++++ Data listing

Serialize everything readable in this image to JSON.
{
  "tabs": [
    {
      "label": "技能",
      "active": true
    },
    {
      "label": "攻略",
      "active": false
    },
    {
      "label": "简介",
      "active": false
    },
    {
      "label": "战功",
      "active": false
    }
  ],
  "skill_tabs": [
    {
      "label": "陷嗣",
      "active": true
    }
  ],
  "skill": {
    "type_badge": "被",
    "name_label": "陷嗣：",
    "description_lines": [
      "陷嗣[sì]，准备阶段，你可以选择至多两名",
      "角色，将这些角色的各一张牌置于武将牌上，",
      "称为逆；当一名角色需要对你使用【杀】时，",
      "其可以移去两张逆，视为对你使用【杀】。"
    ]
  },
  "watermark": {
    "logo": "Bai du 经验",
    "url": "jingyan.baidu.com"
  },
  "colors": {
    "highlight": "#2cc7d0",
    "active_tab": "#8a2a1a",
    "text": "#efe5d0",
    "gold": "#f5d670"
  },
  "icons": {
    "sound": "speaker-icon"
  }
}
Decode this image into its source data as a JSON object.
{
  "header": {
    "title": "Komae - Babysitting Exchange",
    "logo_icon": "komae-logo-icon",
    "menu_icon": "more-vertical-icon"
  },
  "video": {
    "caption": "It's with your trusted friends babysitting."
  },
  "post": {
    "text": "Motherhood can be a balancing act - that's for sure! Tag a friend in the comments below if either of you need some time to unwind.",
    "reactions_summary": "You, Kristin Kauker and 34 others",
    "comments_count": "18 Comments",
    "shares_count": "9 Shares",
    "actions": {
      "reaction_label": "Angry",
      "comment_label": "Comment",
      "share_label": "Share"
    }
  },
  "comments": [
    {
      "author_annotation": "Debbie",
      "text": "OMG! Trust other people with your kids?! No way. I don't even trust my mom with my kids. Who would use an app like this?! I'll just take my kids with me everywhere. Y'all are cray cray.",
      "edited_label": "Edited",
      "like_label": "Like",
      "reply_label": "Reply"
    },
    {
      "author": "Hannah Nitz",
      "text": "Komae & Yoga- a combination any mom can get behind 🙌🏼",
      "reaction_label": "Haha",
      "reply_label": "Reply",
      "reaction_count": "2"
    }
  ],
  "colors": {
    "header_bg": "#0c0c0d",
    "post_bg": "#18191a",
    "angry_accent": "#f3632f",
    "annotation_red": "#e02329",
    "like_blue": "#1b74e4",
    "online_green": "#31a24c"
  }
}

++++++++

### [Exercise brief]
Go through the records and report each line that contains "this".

### [Result of the exercise]
Serialize everything readable in this image to JSON.
Decode this image into its source data as a JSON object.
      "text": "OMG! Trust other people with your kids?! No way. I don't even trust my mom with my kids. Who would use an app like this?! I'll just take my kids with me everywhere. Y'all are cray cray.",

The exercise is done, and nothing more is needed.